→ TASK INSTRUCTIONS
Every line in the data below that includes "heading" belongs in the answer, copied as it stands.

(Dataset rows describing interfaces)
Start of Block

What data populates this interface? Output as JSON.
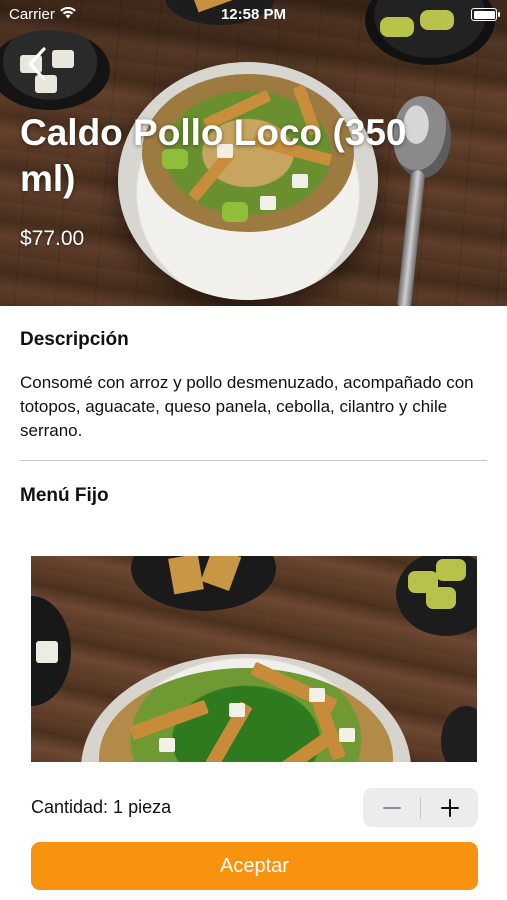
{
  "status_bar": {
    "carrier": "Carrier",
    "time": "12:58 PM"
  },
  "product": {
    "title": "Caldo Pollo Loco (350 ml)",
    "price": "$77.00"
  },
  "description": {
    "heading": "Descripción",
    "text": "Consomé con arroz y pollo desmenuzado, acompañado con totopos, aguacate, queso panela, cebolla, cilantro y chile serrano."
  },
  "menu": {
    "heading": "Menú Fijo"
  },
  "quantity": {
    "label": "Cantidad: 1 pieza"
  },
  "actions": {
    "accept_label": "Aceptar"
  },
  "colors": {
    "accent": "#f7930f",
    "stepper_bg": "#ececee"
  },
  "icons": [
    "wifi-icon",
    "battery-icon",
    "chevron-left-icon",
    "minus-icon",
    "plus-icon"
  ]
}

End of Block

→ ANSWER
    "heading": "Descripción",
    "heading": "Menú Fijo"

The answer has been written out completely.